**WHAT YOU HAVE TO DO:**
Where "this" occurs in a line of the entries below, copy that line.

--- RECORDS FOR PROCESSING Enclosed Below ---

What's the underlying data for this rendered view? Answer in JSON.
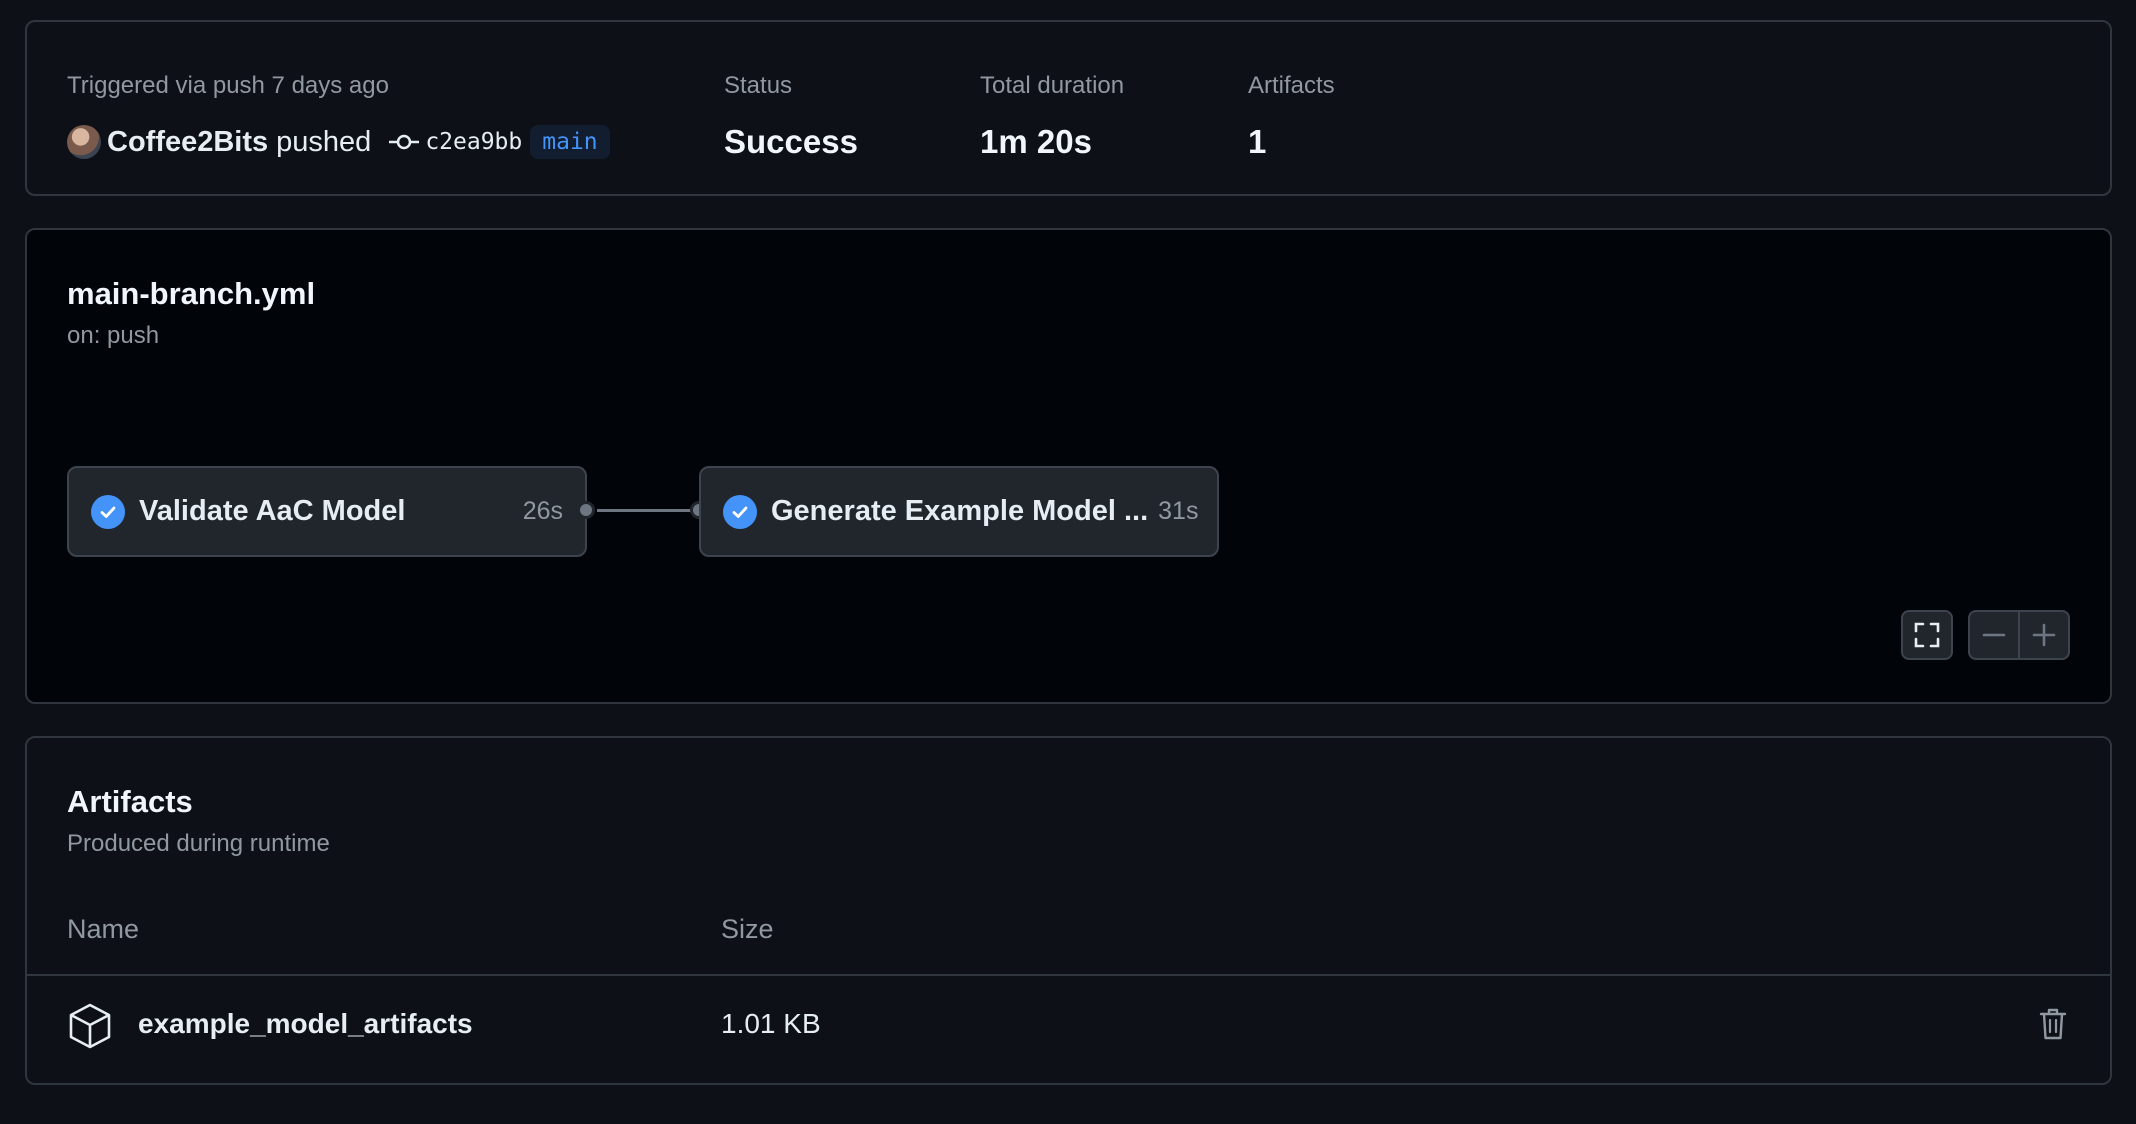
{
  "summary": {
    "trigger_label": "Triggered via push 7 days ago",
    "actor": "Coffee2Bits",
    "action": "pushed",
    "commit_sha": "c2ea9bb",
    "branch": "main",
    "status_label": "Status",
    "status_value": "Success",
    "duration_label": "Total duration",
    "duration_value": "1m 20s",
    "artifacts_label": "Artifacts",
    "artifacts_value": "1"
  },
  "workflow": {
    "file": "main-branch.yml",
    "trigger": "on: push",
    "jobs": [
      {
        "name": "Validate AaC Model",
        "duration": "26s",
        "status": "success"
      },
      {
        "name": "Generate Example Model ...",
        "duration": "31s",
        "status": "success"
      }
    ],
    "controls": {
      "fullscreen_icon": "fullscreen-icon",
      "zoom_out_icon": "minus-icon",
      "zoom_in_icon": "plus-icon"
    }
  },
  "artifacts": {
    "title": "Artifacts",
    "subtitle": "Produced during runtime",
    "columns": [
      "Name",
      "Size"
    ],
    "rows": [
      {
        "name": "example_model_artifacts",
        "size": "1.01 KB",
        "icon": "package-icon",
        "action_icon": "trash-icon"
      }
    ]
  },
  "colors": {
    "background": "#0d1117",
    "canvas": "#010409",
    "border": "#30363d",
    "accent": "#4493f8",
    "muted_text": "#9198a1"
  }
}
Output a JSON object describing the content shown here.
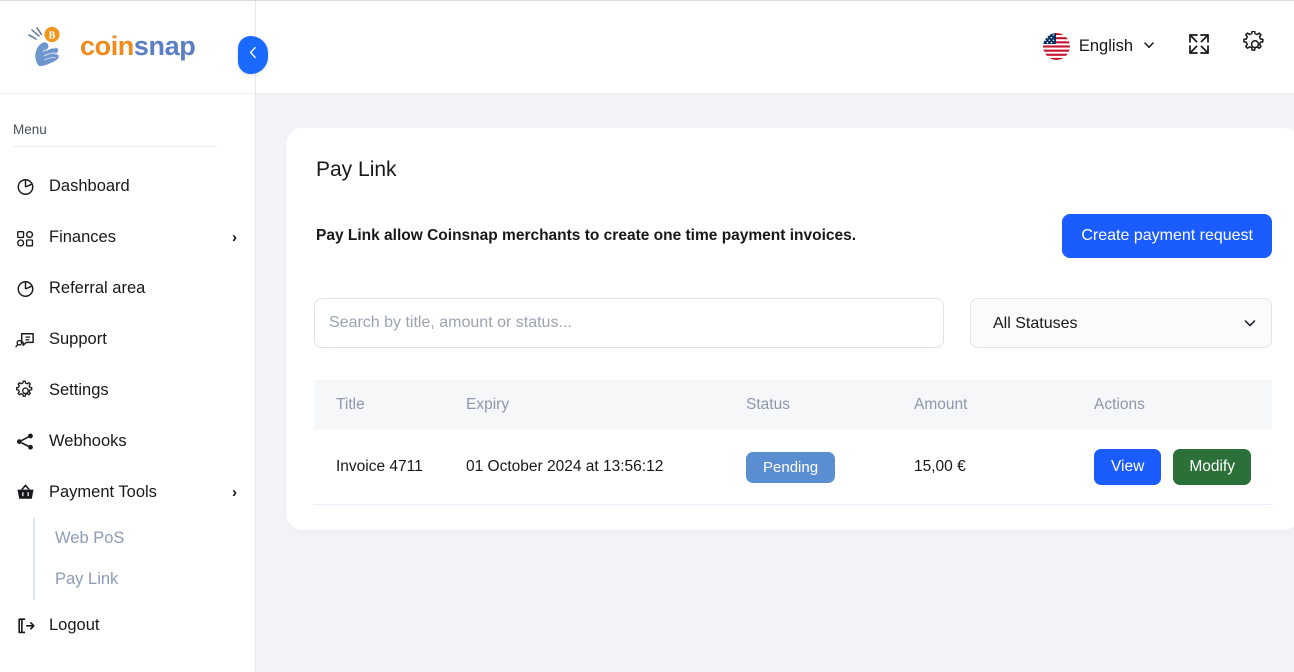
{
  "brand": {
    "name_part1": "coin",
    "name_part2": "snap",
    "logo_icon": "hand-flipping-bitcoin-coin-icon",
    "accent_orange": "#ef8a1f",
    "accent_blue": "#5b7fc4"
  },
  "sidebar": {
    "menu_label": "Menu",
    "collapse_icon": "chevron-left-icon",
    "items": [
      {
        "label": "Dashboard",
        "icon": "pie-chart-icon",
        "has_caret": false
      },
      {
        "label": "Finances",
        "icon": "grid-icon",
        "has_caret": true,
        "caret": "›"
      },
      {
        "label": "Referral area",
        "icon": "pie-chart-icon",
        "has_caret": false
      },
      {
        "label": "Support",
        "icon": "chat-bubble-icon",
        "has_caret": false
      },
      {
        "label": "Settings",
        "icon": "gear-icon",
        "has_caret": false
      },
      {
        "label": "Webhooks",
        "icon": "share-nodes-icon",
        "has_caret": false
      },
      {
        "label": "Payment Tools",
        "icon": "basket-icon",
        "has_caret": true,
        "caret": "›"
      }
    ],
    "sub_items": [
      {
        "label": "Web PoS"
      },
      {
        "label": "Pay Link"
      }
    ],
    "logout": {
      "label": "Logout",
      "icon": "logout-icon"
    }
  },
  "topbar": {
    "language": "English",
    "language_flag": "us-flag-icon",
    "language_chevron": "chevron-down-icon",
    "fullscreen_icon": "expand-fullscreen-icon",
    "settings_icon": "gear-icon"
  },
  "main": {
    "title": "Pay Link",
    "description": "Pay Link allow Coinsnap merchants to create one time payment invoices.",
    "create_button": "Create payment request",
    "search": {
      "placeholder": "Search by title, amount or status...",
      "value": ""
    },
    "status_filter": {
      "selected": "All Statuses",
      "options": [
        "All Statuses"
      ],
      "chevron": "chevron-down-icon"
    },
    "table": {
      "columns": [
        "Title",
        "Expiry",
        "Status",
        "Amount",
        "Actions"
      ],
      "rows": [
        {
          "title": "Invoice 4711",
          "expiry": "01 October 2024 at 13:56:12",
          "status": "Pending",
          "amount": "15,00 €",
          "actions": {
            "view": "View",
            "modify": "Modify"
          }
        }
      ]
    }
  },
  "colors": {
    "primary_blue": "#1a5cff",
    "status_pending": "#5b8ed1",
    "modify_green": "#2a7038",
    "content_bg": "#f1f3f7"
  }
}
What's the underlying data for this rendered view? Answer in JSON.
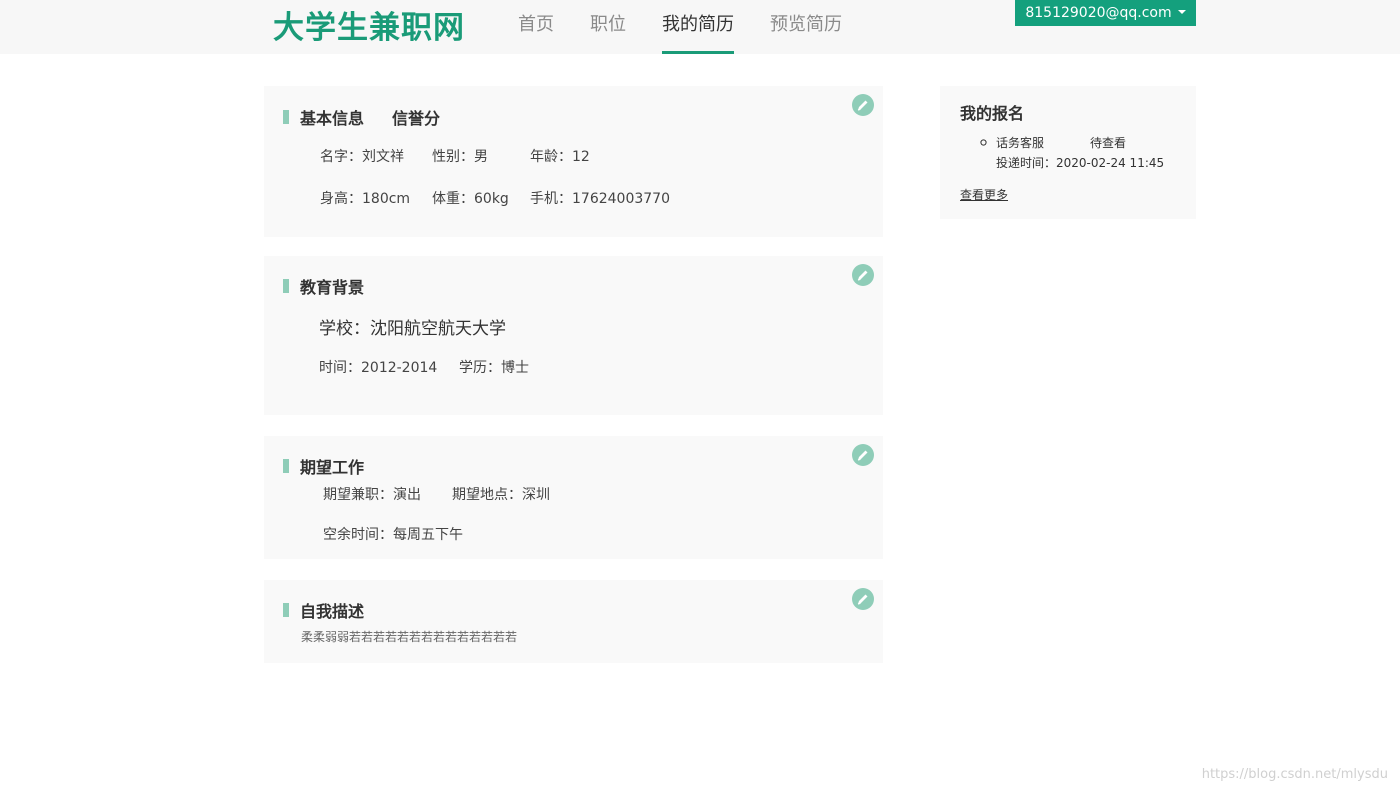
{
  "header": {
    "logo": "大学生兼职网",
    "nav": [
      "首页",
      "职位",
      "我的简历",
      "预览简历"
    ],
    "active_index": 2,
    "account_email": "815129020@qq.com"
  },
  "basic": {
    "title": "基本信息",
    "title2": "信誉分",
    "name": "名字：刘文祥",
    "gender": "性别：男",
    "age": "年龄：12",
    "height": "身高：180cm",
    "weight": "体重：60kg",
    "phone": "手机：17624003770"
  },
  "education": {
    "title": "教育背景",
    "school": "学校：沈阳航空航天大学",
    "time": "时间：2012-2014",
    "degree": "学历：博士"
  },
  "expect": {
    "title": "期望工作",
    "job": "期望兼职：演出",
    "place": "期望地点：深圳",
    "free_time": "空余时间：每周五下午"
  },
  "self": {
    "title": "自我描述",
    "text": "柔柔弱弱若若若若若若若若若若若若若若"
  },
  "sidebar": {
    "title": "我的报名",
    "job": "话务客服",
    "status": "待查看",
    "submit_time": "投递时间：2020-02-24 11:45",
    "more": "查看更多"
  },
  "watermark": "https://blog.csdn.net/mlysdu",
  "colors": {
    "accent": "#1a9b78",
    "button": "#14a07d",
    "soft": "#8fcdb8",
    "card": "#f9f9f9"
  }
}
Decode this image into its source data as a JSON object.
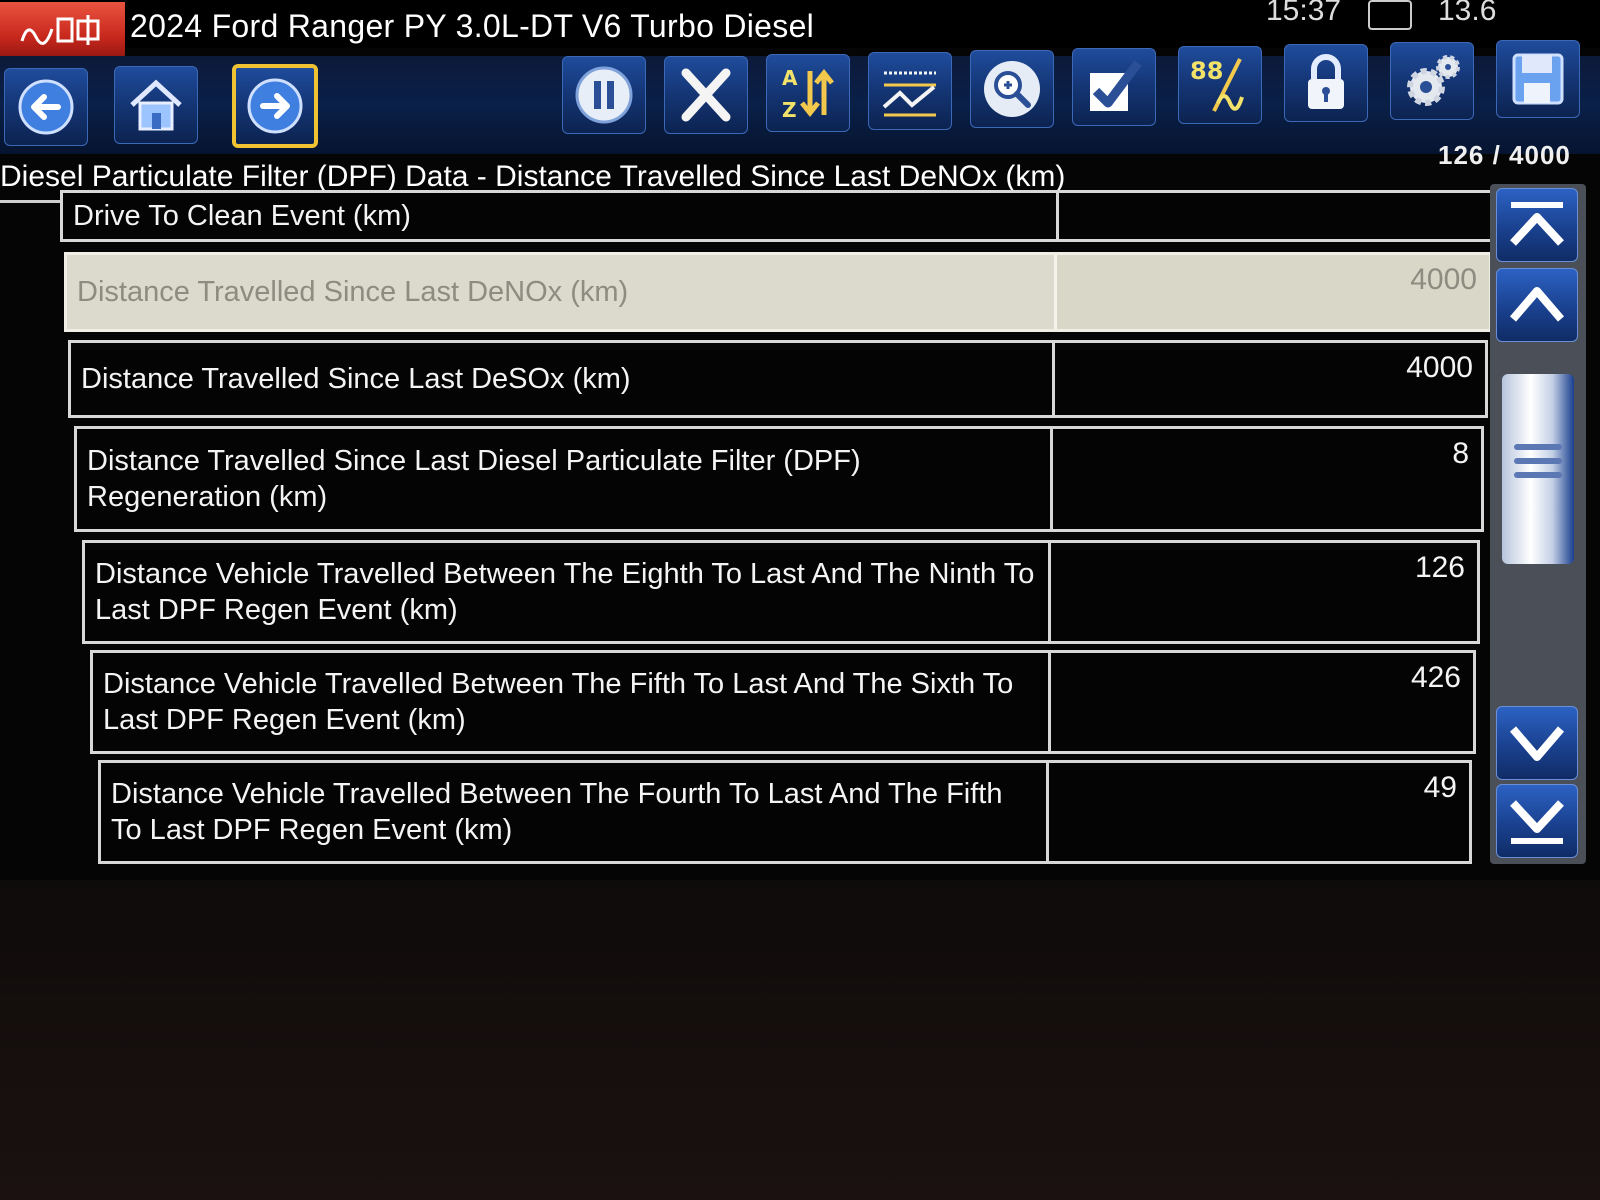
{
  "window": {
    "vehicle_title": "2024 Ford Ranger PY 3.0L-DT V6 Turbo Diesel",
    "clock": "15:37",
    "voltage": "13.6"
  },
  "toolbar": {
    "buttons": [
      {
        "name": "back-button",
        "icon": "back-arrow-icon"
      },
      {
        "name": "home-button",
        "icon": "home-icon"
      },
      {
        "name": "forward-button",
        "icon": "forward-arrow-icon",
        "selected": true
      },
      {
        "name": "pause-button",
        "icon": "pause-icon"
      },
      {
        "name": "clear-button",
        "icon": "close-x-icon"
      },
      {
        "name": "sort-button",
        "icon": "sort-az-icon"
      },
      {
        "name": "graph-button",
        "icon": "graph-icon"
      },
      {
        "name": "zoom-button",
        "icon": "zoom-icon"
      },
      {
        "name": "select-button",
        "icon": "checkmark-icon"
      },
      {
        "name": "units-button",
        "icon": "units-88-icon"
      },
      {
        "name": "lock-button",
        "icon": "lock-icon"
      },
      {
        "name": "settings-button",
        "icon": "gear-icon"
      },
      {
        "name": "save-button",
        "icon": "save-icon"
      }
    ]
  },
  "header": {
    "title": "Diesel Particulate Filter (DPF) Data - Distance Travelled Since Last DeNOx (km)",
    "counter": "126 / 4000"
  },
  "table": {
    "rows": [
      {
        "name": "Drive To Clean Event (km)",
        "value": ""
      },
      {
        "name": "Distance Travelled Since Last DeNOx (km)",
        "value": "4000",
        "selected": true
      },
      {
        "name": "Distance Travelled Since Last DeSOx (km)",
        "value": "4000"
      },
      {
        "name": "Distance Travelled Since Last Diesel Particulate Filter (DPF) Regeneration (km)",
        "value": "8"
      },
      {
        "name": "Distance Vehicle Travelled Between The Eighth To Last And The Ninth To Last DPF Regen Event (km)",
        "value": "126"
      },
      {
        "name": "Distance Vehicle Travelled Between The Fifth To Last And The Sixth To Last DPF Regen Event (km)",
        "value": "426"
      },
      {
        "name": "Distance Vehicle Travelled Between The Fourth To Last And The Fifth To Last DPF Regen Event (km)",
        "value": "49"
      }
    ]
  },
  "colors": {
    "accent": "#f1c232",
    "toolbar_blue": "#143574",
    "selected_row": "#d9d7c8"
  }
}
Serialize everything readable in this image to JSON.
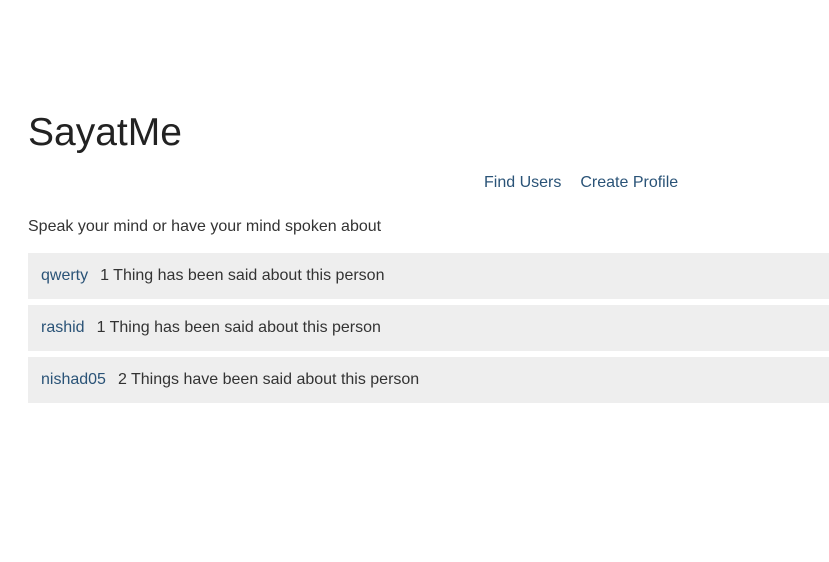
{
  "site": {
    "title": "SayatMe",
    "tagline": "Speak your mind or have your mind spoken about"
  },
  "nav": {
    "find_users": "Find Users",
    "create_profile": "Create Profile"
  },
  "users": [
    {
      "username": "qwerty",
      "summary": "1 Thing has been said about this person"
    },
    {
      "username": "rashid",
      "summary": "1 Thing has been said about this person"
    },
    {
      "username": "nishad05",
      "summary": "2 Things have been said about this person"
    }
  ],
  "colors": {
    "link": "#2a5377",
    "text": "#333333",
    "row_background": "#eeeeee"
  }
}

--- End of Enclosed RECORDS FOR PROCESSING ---

**EXPECTED OUTPUT:**
What's the underlying data for this rendered view? Answer in JSON.
What's the underlying data for this rendered view? Answer in JSON.
Decode this image into its source data as a JSON object.
Serialize everything readable in this image to JSON.
      "summary": "1 Thing has been said about this person"
      "summary": "1 Thing has been said about this person"
      "summary": "2 Things have been said about this person"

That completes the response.